=== Supplied records ===
○ ○ ○ ○ ○ ○ ○

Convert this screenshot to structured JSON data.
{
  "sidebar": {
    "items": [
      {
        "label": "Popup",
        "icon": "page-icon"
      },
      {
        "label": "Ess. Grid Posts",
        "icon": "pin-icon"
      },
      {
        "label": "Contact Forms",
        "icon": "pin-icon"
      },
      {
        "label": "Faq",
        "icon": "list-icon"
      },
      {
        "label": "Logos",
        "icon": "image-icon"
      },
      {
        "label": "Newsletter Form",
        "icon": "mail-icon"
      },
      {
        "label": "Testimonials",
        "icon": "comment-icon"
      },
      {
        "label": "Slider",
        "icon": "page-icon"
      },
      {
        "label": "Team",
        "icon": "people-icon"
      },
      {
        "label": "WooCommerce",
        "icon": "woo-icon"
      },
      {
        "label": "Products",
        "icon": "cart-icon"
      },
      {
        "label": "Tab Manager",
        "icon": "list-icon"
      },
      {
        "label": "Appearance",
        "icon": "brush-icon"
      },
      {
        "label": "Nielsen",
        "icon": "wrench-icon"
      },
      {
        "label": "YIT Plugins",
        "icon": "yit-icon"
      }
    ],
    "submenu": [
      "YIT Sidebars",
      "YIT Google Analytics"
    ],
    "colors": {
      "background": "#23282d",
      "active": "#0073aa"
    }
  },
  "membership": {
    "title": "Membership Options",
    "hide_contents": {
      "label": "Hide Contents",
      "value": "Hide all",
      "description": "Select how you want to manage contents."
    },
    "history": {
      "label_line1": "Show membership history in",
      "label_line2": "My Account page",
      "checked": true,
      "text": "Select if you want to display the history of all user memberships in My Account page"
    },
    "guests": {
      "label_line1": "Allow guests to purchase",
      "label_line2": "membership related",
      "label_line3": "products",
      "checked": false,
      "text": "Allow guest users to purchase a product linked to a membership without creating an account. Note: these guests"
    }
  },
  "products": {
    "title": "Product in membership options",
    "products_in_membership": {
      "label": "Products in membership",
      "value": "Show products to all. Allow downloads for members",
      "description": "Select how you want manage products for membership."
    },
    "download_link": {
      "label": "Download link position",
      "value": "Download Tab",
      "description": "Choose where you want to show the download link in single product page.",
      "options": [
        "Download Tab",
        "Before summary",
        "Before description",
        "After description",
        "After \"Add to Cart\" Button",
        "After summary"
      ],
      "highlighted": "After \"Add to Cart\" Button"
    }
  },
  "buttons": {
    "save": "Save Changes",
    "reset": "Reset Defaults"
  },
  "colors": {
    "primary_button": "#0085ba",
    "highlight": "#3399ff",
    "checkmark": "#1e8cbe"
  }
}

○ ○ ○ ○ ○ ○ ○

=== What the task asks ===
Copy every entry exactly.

=== Result of this exercise ===
Convert this screenshot to structured JSON data.
{
  "sidebar": {
    "items": [
      {
        "label": "Popup",
        "icon": "page-icon"
      },
      {
        "label": "Ess. Grid Posts",
        "icon": "pin-icon"
      },
      {
        "label": "Contact Forms",
        "icon": "pin-icon"
      },
      {
        "label": "Faq",
        "icon": "list-icon"
      },
      {
        "label": "Logos",
        "icon": "image-icon"
      },
      {
        "label": "Newsletter Form",
        "icon": "mail-icon"
      },
      {
        "label": "Testimonials",
        "icon": "comment-icon"
      },
      {
        "label": "Slider",
        "icon": "page-icon"
      },
      {
        "label": "Team",
        "icon": "people-icon"
      },
      {
        "label": "WooCommerce",
        "icon": "woo-icon"
      },
      {
        "label": "Products",
        "icon": "cart-icon"
      },
      {
        "label": "Tab Manager",
        "icon": "list-icon"
      },
      {
        "label": "Appearance",
        "icon": "brush-icon"
      },
      {
        "label": "Nielsen",
        "icon": "wrench-icon"
      },
      {
        "label": "YIT Plugins",
        "icon": "yit-icon"
      }
    ],
    "submenu": [
      "YIT Sidebars",
      "YIT Google Analytics"
    ],
    "colors": {
      "background": "#23282d",
      "active": "#0073aa"
    }
  },
  "membership": {
    "title": "Membership Options",
    "hide_contents": {
      "label": "Hide Contents",
      "value": "Hide all",
      "description": "Select how you want to manage contents."
    },
    "history": {
      "label_line1": "Show membership history in",
      "label_line2": "My Account page",
      "checked": true,
      "text": "Select if you want to display the history of all user memberships in My Account page"
    },
    "guests": {
      "label_line1": "Allow guests to purchase",
      "label_line2": "membership related",
      "label_line3": "products",
      "checked": false,
      "text": "Allow guest users to purchase a product linked to a membership without creating an account. Note: these guests"
    }
  },
  "products": {
    "title": "Product in membership options",
    "products_in_membership": {
      "label": "Products in membership",
      "value": "Show products to all. Allow downloads for members",
      "description": "Select how you want manage products for membership."
    },
    "download_link": {
      "label": "Download link position",
      "value": "Download Tab",
      "description": "Choose where you want to show the download link in single product page.",
      "options": [
        "Download Tab",
        "Before summary",
        "Before description",
        "After description",
        "After \"Add to Cart\" Button",
        "After summary"
      ],
      "highlighted": "After \"Add to Cart\" Button"
    }
  },
  "buttons": {
    "save": "Save Changes",
    "reset": "Reset Defaults"
  },
  "colors": {
    "primary_button": "#0085ba",
    "highlight": "#3399ff",
    "checkmark": "#1e8cbe"
  }
}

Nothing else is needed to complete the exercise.